gallatea6 years ago
Great demo. I have an old parrot cage that I've been wanting to re-powder coat. I'd need an oven the size of a flat bed truck though. In any case, this was fun to learn about the process. I love the contrast of what's going on in the garage and backyard vs. the all white couch/white rug living room.
brettlevine (author)  gallatea6 years ago
So I've seen infrared panels that are used in large ovens. I think that's how they do it in the pro shops. I wonder if we could build something that would work. I'm interested in powder coating 10' long pipes.
nagutron6 years ago
Hey, so the material to be coated needs to be conductive, right (charged pigment particles attaching to any item connected to ground.) Are there ways to powder coat, say, aluminum?
jason nagutron6 years ago
Aluminum conducts electricity just fine.
nagutron jason6 years ago
You're right. My bad.
brettlevine (author)  nagutron6 years ago
You can powder coat aluminum, but I think anodizing is even more beautiful. I'd like to try it with a kit like this one: http://www.caswellplating.com/kits/aluminum.htm. There's even a process that allows powder coating of MDF and wood: http://www.process-heating.com/CDA/Archives/7840aadb9d268010VgnVCM100000f932a8c0____.
flattop6 years ago
If you want to avoid putting teeth marks on the fittings from a pipe wrench, you can use a pipe section as a lever.
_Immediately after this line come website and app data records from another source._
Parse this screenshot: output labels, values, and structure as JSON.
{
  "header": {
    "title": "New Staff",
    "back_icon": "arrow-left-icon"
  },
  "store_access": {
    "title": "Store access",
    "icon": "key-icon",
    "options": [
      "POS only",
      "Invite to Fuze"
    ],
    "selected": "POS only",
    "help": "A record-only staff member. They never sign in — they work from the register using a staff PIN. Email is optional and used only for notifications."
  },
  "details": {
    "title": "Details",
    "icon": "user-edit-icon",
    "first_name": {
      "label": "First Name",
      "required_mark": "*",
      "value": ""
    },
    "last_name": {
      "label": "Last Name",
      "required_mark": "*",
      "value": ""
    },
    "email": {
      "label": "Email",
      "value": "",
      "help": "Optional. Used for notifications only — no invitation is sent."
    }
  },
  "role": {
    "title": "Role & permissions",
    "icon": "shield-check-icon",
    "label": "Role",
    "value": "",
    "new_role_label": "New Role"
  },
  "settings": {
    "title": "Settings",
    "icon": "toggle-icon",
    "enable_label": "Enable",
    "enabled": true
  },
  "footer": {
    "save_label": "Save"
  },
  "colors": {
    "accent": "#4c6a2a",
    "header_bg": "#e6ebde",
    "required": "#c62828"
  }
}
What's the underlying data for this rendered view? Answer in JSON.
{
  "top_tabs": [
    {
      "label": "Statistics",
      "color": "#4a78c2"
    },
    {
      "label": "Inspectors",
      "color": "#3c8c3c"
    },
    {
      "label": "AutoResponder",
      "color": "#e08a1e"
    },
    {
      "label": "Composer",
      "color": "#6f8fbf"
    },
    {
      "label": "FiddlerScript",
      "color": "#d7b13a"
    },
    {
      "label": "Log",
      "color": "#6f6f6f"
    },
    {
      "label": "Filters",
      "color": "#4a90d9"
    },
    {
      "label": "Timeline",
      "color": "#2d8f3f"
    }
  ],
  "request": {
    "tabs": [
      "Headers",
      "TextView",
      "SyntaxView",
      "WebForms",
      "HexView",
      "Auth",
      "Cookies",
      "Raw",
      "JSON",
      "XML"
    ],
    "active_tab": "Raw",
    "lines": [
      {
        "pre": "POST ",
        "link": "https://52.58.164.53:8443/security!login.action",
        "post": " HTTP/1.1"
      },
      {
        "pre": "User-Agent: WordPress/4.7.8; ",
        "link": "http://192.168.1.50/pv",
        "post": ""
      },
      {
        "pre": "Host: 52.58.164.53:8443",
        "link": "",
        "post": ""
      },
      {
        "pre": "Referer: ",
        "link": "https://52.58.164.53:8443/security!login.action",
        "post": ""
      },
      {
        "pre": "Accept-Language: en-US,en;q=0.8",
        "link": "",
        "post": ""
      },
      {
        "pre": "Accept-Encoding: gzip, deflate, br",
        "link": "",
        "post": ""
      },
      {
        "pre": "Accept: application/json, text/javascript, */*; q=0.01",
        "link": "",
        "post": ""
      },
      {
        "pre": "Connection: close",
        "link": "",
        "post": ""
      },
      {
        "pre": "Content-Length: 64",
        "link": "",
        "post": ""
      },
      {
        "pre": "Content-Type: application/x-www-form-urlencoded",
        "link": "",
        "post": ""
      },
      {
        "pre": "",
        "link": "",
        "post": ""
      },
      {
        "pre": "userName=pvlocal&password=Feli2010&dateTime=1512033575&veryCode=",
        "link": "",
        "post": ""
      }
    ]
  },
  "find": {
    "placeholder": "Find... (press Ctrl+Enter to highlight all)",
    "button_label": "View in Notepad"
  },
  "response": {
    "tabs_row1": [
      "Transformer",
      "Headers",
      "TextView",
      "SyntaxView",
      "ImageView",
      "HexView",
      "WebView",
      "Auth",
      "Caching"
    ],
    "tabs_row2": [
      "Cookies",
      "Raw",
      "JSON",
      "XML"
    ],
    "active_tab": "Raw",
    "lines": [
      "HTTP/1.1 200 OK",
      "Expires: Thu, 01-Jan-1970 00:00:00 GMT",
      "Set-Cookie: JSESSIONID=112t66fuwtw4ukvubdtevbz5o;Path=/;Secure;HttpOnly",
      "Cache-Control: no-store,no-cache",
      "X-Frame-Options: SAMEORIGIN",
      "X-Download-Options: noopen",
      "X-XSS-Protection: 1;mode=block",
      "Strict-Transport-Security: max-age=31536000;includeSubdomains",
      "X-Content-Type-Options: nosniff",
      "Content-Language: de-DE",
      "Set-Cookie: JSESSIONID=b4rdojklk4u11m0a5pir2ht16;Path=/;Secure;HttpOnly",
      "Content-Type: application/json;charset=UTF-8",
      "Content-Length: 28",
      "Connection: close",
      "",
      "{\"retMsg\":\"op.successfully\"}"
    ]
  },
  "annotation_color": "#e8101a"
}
For example, on the base, you can hand tighten the side outlet tee, the nipple, and the elbow, then put pipe in the tee and elbow and use those to tighten and position the pieces. When you're happy with it just unscrew the pipe from the elbow. No teeth marks and no need to buy two wrenches (use that money to buy more powder).
khameed6 years ago
pretty cool!
benchun6 years ago
gotta love the inflatable hot tub
Cool idea! I think I like it a little bit more without the paint.
brettlevine (author)  Weissensteinburg6 years ago
It's definitely easier to put together. However, the iron will eventually rust, so at least a clear coat is a good idea.
powder coating comes in clear, right? that's probably way better than just spraying on some clear coat.
omnibot6 years ago
That is soo sweet!
nagutron6 years ago
Nice instructable, Brett. Now I want to powder coat everything :) Featured and rated up.